What is Identity Proofing?

Identity proofing is the process of making sure that the person who’s signing up is actually real. This is one of the most important parts of an identity verification journey. If a business is unable to verify the identity of a customer, any verification step afterward is in vain.

Not having a proper due diligence process for vetting your customers can lead to financial and reputational losses.

Document Verification in Identity Proofing

During physical customer onboarding, businesses can rely on physical identity data to verify if a customer is real or not. In physical settings, companies can check for ID documents.

After Covid, we’ve moved to a digital onboarding process.
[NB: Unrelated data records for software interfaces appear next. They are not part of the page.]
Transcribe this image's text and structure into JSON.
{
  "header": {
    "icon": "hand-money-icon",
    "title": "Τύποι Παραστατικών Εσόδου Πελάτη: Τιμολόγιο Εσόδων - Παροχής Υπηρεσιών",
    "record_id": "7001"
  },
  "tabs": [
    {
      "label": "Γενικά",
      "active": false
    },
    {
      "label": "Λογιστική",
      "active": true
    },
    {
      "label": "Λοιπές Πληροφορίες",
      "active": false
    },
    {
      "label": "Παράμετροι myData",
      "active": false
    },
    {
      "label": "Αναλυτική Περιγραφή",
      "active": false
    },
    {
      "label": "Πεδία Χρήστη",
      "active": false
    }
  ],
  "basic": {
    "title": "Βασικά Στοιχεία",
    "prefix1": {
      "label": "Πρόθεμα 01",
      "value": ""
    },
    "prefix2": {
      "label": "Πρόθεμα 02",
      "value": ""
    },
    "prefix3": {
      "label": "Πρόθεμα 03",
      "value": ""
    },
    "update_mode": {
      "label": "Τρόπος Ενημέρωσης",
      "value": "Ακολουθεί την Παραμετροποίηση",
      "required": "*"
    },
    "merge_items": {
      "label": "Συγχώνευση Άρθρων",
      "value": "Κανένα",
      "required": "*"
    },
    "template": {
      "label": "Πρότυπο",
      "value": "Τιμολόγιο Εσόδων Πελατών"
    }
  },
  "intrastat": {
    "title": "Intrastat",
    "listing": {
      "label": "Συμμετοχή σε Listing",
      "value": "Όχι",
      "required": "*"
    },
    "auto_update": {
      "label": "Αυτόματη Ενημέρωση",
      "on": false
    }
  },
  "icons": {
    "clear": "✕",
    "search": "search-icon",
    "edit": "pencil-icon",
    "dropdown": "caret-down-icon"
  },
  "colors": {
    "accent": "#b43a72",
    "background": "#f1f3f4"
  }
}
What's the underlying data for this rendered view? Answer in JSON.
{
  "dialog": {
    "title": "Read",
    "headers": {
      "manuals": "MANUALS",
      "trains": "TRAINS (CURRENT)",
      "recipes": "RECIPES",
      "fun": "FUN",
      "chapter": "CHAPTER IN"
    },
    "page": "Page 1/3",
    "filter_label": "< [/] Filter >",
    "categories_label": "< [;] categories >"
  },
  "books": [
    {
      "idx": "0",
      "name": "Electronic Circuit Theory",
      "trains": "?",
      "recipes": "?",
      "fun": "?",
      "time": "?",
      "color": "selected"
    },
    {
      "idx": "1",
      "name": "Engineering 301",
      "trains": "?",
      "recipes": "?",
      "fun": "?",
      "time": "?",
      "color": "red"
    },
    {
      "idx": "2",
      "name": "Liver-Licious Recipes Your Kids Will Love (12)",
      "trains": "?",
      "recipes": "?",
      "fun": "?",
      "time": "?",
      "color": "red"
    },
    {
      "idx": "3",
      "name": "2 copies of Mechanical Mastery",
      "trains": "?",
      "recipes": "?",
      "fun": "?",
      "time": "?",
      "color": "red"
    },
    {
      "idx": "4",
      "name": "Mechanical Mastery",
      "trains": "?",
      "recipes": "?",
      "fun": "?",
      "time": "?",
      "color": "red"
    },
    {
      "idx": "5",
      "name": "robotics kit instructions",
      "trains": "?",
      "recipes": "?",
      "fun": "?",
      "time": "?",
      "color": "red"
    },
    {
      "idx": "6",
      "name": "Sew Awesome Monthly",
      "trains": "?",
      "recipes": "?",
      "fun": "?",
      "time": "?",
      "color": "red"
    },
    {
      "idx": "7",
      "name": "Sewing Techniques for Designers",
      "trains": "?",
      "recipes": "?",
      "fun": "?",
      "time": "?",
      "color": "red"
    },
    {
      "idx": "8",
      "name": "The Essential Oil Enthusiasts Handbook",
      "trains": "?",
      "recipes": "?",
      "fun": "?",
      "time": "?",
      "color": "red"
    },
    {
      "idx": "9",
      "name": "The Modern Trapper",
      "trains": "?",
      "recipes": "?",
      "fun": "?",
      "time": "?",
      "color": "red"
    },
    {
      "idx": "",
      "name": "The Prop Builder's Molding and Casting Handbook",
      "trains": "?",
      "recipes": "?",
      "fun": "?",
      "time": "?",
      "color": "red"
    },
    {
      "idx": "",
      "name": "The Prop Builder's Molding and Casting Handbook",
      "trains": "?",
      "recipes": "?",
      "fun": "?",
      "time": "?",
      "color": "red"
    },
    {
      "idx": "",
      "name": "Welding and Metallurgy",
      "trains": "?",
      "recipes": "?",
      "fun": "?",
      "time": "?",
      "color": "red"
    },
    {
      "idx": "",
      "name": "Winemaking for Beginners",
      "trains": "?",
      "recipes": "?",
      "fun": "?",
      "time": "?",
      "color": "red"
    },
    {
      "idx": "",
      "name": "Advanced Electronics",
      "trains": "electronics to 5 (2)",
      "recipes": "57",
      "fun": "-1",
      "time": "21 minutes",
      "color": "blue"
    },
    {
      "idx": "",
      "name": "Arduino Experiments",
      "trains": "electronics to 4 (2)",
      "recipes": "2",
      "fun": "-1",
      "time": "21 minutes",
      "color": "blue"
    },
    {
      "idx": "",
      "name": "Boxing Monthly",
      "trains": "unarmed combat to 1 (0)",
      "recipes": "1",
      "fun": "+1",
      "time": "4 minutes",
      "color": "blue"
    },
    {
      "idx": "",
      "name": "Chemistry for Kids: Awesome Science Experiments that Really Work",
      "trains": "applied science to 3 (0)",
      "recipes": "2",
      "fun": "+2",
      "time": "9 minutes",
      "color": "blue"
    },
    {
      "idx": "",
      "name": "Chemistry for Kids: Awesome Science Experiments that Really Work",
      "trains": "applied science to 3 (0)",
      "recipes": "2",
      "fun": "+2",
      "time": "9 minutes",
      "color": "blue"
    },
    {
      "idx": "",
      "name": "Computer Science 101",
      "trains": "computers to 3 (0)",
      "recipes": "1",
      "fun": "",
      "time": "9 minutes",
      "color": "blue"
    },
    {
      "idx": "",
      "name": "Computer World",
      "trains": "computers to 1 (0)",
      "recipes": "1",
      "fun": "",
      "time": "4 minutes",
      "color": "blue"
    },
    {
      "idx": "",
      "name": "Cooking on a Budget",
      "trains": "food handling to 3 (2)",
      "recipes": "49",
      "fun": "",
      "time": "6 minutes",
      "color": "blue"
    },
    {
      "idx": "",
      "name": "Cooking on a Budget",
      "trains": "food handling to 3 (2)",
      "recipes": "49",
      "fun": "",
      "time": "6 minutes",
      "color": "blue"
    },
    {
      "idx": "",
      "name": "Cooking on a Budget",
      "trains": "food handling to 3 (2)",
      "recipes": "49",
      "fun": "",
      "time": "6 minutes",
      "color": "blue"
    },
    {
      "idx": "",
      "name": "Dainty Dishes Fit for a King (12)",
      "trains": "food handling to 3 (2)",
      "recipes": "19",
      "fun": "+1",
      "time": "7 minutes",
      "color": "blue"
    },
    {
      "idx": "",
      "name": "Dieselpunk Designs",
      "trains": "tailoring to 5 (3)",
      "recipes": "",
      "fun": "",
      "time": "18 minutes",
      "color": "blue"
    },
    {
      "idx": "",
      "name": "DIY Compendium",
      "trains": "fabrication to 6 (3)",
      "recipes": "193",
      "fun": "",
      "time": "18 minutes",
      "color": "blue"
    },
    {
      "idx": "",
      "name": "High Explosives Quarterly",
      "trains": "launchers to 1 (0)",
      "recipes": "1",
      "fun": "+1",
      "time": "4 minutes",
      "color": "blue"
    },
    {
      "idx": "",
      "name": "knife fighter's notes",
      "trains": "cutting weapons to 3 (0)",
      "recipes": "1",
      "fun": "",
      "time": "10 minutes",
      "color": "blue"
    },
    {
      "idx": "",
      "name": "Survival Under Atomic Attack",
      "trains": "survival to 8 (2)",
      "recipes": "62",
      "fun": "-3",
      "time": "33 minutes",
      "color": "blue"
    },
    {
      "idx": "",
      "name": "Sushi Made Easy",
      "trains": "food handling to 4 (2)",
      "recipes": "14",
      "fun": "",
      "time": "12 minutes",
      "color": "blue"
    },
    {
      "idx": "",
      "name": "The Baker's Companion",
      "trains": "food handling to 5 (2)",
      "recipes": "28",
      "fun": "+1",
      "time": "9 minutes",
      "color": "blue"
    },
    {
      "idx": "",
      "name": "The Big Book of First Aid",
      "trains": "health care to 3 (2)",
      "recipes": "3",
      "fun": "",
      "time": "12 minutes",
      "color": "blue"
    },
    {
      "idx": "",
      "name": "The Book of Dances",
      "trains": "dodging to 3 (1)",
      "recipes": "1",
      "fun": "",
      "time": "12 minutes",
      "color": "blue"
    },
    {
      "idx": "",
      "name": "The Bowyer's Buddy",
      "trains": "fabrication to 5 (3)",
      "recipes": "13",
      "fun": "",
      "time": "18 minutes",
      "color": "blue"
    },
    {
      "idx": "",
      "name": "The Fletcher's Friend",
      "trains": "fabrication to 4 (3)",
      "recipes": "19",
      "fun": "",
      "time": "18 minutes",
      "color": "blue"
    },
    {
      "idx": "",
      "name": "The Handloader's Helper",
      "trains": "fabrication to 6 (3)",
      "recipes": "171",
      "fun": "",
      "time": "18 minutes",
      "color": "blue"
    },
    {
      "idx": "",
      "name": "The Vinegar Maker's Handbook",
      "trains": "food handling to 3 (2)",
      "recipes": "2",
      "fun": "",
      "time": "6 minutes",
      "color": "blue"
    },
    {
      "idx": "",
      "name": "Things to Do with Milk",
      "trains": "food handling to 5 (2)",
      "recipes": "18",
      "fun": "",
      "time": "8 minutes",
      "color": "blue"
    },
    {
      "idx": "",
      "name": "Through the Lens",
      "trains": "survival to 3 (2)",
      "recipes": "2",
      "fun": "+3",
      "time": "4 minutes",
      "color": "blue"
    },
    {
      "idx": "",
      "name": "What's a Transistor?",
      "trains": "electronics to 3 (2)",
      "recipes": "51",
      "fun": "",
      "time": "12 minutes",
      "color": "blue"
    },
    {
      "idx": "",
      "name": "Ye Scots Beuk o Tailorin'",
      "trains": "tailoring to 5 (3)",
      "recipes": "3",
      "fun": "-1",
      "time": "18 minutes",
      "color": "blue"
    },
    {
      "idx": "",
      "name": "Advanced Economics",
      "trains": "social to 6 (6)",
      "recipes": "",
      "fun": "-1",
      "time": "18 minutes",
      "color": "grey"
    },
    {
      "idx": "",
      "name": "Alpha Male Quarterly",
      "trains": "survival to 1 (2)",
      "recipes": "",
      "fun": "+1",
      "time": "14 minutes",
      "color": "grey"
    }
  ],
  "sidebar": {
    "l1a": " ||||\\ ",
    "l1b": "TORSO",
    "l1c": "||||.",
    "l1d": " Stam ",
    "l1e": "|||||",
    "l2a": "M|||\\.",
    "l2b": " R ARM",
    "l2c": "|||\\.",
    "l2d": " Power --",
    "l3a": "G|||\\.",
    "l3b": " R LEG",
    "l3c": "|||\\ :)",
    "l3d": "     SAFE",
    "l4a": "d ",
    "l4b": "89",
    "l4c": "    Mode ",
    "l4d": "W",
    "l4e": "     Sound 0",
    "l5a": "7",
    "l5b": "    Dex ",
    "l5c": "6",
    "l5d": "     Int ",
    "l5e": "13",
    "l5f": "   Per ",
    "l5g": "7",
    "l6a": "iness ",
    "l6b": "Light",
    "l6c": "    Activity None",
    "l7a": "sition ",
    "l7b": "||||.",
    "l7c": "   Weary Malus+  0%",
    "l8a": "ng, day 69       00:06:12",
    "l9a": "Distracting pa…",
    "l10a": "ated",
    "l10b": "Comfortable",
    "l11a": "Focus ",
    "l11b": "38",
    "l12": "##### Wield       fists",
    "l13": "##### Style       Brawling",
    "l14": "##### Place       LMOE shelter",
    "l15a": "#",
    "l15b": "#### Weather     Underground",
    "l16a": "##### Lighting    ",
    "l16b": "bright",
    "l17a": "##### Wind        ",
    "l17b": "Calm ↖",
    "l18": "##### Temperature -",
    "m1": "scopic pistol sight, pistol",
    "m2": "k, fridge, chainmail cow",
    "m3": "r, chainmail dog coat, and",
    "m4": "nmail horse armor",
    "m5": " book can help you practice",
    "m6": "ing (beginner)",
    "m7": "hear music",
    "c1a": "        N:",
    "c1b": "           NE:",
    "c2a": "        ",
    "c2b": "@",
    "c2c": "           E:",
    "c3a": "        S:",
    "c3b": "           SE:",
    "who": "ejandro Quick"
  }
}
Businesses have to go through a digital identity verification process. So, what is the approach businesses can take to verify the identities of customers?

Knowledge-Based Authentication

A lot of new technologies have come to the market to accommodate this. Knowledge-based authentication questions are one method of identity proofing. KBA is a set of questions that only a real person would know. Common questions include:

  • Amount of money spent on mortgage
  • Color of the first car
  • Name of the first pet
  • Your favorite teacher

There are legitimate questions, but they can also be answered by a spouse. Bad actors try to guess answers to these questions. In case there has been a major data breach, fraudsters tend to use this data to answer questions. But knowledge-based questions aren’t really a secure method of identity proofing.

Businesses need to use solutions that replicate face-to-face interactions. There need to be solutions that can be legitimate, and secure.

Step-by-Step Process to Digital Identity Proofing

1. Document Verification

To verify identity, a customer is asked to provide copies of their government-issued ID documents. Robust document verification solutions such as DIRO can verify the legitimacy of the document by cross-referencing information from the issuing sources.

2. Face Match

In the next step, businesses need to verify that the person presenting the documents is legit. The right way to do this is to match the face on the document with the person who presented the document.

Some companies ask the customer to verify themselves by submitting a selfie. Face-matching is an important part of identity proofing.

3. Liveness Check

The problem with face match is that a fraudster can submit the selfie of the original person that they can download online. So Liveness check is crucial to make sure it’s a legit person submitting the application, not a fake person. 

Liveness check is the process where a person has to record a video and say a code in the video. This prevents the use of any impersonation tools or the use of fake photos.

4. Digital Identity Data Layering

All the Identity verification experts that no one size fits all digital ID proofing works for all businesses. With any system, there are outliers and exceptions. Having a multi-layered approach to digital identity verification is wise.

Relying on trusted third-party data is a crucial part of the identity-proofing process. Taking a data-centric approach to ID verification makes it easier for businesses.

5. Secure and Smooth Customer Experience

A great customer onboarding experience is crucial for both businesses and customers. Customers who have a poor onboarding experience tend to never use the services.

For businesses to scale up, you need to provide a secure yet smooth customer onboarding experience. Fraudsters, tend to find the path of least resistance, and by avoiding detection and prevention steps between bad actors.